The vegvísir is a commonly used viking symbol that's meant to stop people from losing their way. But is it actually from the Viking Age?
If you’re interested in viking imagery and symbolism, you will have undoubtedly seen the vegvísir.
Literally “way” (vegr) “shower” (vísir), the symbol is meant to prevent the person carrying it from losing their way, and is known colloquially as “The Viking Compass” or “The Nordic Compass”.
Norse compass or a Norse con?
“Beri maður stafi þessa á sér villist maður ekki í hríðum né vondu veðri þó ókunnugur sá.”
“Carry this sign with you and you won't get lost in storms or bad weather, even in unfamiliar surroundings” (translation: Justin Foster)
This is the earliest instance of the vegvísir in existence. While 1860 seems like a long time ago, it’s still a far cry from the Viking Age, which ran approximately 793-1066.
To add some historical context, the 1860 presidential election in the US was won by Abraham Lincoln… but “the Abraham Lincoln Presidency Compass” has less of a ring to it.
The runic compass?
So, other than the obvious yet tenuous connection of “old and Icelandic”, how did the vegvísir become so associated with the vikings?
In his video Vegvísir (wrongly called “Viking Compass”), Norse Scholar Jackson Crawford suggests that the appearance of the symbol may play a large role:

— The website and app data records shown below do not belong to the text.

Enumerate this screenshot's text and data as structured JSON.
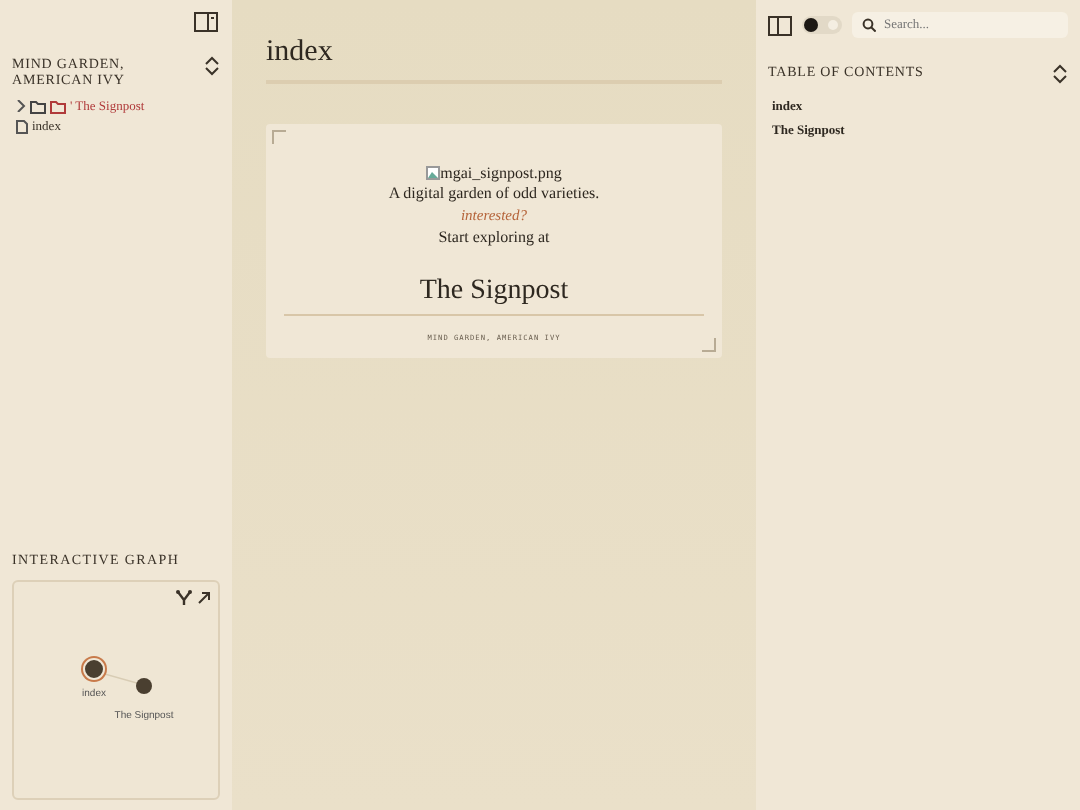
{
  "explorer": {
    "title": "MIND GARDEN, AMERICAN IVY",
    "items": [
      {
        "kind": "folder",
        "label": "' The Signpost",
        "expanded": false
      },
      {
        "kind": "file",
        "label": "index"
      }
    ]
  },
  "graph": {
    "title": "INTERACTIVE GRAPH",
    "nodes": [
      {
        "label": "index",
        "current": true
      },
      {
        "label": "The Signpost",
        "current": false
      }
    ]
  },
  "page": {
    "title": "index",
    "image_alt": "mgai_signpost.png",
    "tagline": "A digital garden of odd varieties.",
    "link": "interested?",
    "prompt": "Start exploring at",
    "heading": "The Signpost",
    "footer": "MIND GARDEN, AMERICAN IVY"
  },
  "toolbar": {
    "dark_mode": false,
    "search": {
      "placeholder": "Search..."
    }
  },
  "toc": {
    "title": "TABLE OF CONTENTS",
    "items": [
      {
        "label": "index"
      },
      {
        "label": "The Signpost"
      }
    ]
  }
}
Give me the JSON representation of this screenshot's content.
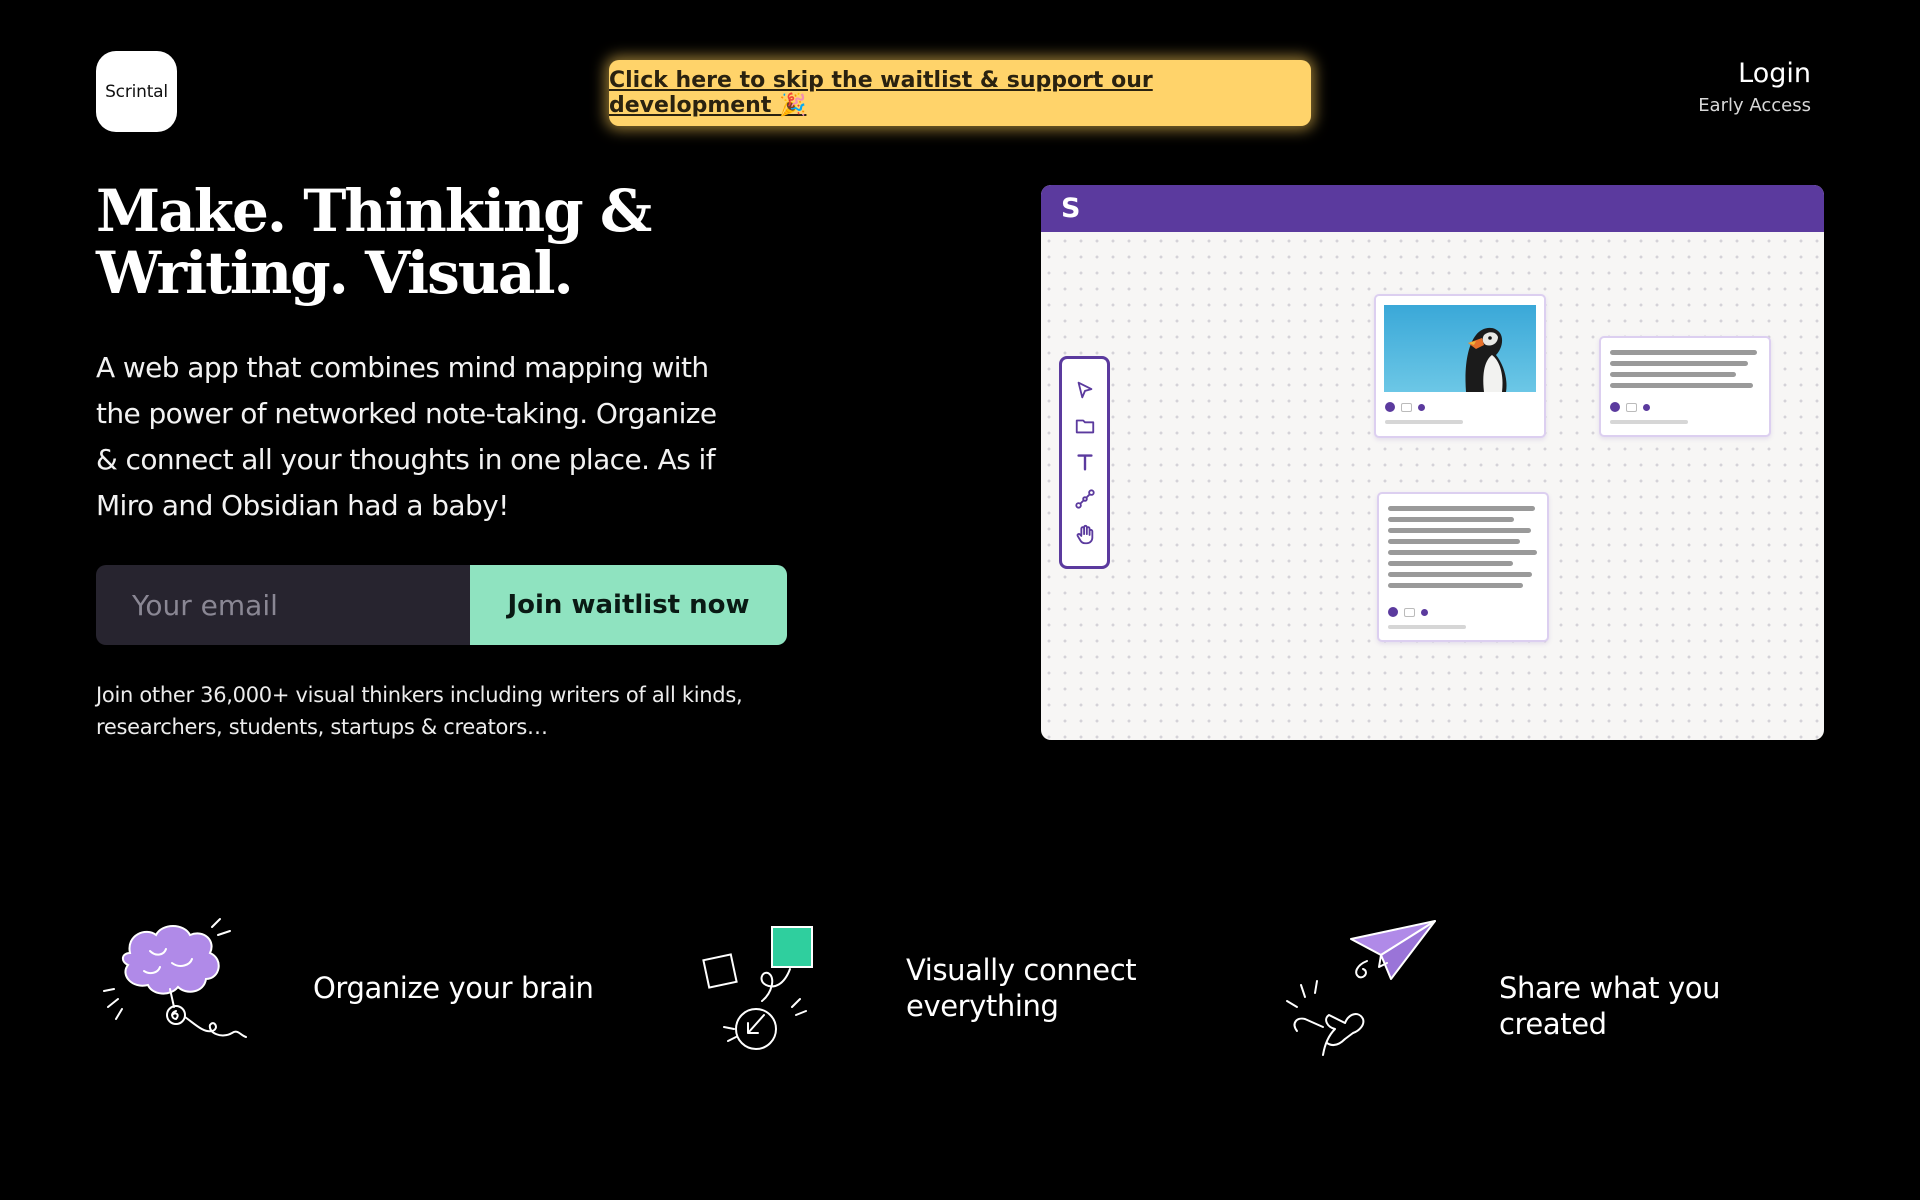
{
  "header": {
    "logo_text": "Scrintal",
    "promo_text": "Click here to skip the waitlist & support our development 🎉",
    "login_label": "Login",
    "login_sublabel": "Early Access"
  },
  "hero": {
    "title_line1": "Make. Thinking &",
    "title_line2": "Writing. Visual.",
    "description": "A web app that combines mind mapping with the power of networked note-taking. Organize & connect all your thoughts in one place.  As if Miro and Obsidian had a baby!",
    "email_placeholder": "Your email",
    "email_value": "",
    "join_button_label": "Join waitlist now",
    "social_proof": "Join other 36,000+ visual thinkers including writers of all kinds, researchers, students, startups & creators…"
  },
  "mockup": {
    "bar_letter": "S",
    "tools": [
      "cursor-icon",
      "folder-icon",
      "text-icon",
      "connect-icon",
      "hand-icon"
    ]
  },
  "features": [
    {
      "label": "Organize your brain",
      "icon": "brain-illustration-icon"
    },
    {
      "label_line1": "Visually connect",
      "label_line2": "everything",
      "icon": "connect-shapes-illustration-icon"
    },
    {
      "label": "Share what you created",
      "icon": "paper-plane-illustration-icon"
    }
  ],
  "colors": {
    "background": "#000000",
    "promo": "#ffd36a",
    "accent_green": "#8fe3c0",
    "purple": "#5b3a9e",
    "input_bg": "#27242f"
  }
}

“Sigils like ægishjálmur and vegvísir bear a certain visual resemblance to runic letters and as much as they use a lot of straight lines. Some of those particular straight lines taken together look a little bit like runes. You can arrange the ægishjálmur sigil in such a way that it has 24 points, which equates to the 24 letters in the elder futhark alphabet, but they are not runes because they do not represent letters or even words. And they might not be any older than the manuscripts in which they’re written down.”
The Viking revival
The historical setting of the time might also have played a role in cementing the vegvisir’s viking connection.
The 1800s in Europe was characterised by national romanticism, bringing with it the “Viking revival“, which saw a renewed interest in Norse history and mythology in the Nordic region as well as Germany, the UK and the US.
For example, Richard Wagner composed his opera, Der Ring des Nibelungen (The Ring of the Nibelung), which draws from Norse mythology such as The Saga of the Volsungs, between 1848 and 1874. The opera’s costume designer, Carl Emil Doepler, single-handedly kickstarted the association of vikings and horned helmets (so cheers for that one, Carl).
Read more: The Valkyries: Welcome to Valhalla
Therefore, it’s possible that the vegvísir was also an expression of national romanticism, or at least, have received more attention because of it.
Did the vikings use a real vegvísir?
The symbol might not be from the Viking Age, but did the vikings use a real vegvísir to find their way across the seas?
As with most things related to the vikings, we don’t know for sure what they used to navigate (I know it’s frustrating, but that’s history for you). However, based on the knowledge and materials they had at the time, it’s possible that they used a solar compass.
Again, however we do not know this for sure, and a solar compass would’ve had its limitations – particularly in the North, where the sun disappears in winter.
Give me a sign
Ultimately, much like horned helmets or the Vikings TV show, the vegvísir is aesthetically pleasing but has nothing to do with the actual vikings.
That said, it’s very common to see a vegvísir being used in daily life – particularly in German-speaking countries (wegweiser means “sign(post)” in German).
Did you know that the vegvísir was not actually a viking symbol? Does this change what you think of the vegvísir? Let us know.